“You’re the twin-pistoled mounted-gunslinger who ended the longest drought in the Near Ages. It reset the era.” The Captain didn’t say anything, just looked at his dangling boots and back at the sunset.
Josh didn’t notice that there was something to notice and grabbed two more flats. “Besides, those guys have storybook names because they aren’t real, they’re just legends.”
Captain Taylor pointed far away as he spotted the flicker of a campfire being lit, little more than a lightning bug from here. Josh spotted it too.
“What though?” Asked Taylor, finally processing, “Machine-gun Kelly and The Immortal aren’t real?”
“No!” Josh looked at him with a look of don’t be ridiculous. Captain Taylor didn’t smile though, so he specified, “…Well, they are real characters from the legends. Tall tales. But they are just bedtime stories to warn kids about The Patriots.”
“You still are a kid,” joked Captain Taylor when suddenly a sonic boom shattered the twilight into pieces! Taylor reflexively covered his head - then lunged to his chest to reach for the tumbling Josh - five stories above his death.
Josh screamed as his hair became the only thing holding him up. His eyes saw an alien craft - like a flying train engine - rocket through the sky. Conical clouds detonated into concussions. Bullets of wind smashed planks from the buildings, a horse to the ground.
Normal sounds were made silent and only between cloud bursts did their volume rise again for a moment.
Without asking, Captain Taylor lift-tossed Josh for just a moment by the head so that when he let go - which he did, by the way - “No! No!” - Josh could throw his hand onto Tyrod’s forearm!
“Yeah! Got it!” Yelled Josh.
“I know!” Yelled Tyrod.
The bullet-craft ripped back around with an explosive sound.
Both gunslingers turned to watch and snapped again as it flew past. The town and fort were circled by a spiraling scratch of clouds.
Taylor swung Josh toward the wooden ladder nailed to the frame - his impact pulled six nails straight out - they didn’t land - but flew on the next concussion toward the Fort.
The alert whistle blew from the lookout tower, thank you!, as if anyone had missed the sound of a mountain falling on the town.
The craft skipped off the hill near the buffalo-trail, exploding mud and worms.
Josh and Tyrod swung down the structure.
Johnny and the other Goo Goo Dolls ran out of the barn with a few fleeing couples as others ran in. One screaming man dove onto a flaming wooden table.
Poyer and Hyde, Esquires, sprinted up the street and removed their spectacles.
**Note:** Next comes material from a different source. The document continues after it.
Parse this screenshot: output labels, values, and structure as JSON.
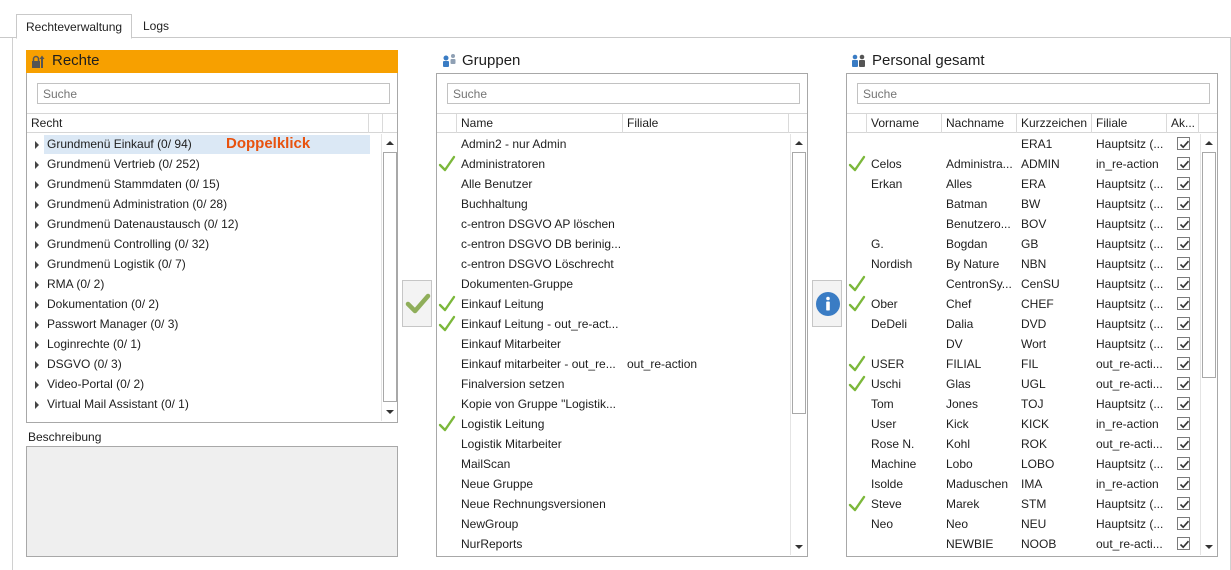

Doc Edmunds came out of the Buffalo Theatre. Tiny Bear Morse, still giant, ripped doors off a stagecoach to use as shields.
The craft shook the earth as it plowed its way to the foot of Main Street.
“Defensive positions!” Doc shouted.
Taylor drew his glaring pistols in a flash, his stallion charged past and he effortlessly jumped on.
The pulsing-grounded engines were still roaring too loud to speak.
“It broke the sound barrier six times!” Yelled Mister Hyde.
“Yet its shell withstood this full-speed collision!” added Poyer, “What could be that strong!?”
“Whatever it is - I don’t like it!” Boomed Bear Morse.
The engines began to scream down.
Tyrod rode his stallion back to the center and halted fast.
“What should we do, Captain?” Asked Josh, no horse, no weapon.
Taylor replied, “We’re all Captains.”
Just then a robotic man sprung higher than the water tower and blue-flames landed him hard to the Western Main Street. Metal and screens flashed. A distorted voice spoke through speakers.
“I come - in Peace -“
A metallic breath.
“I am - Four - Zero - Miller - Class -“
The rocket spaceship silenced. As did the entire frontier town.
“I come from - the Future -!“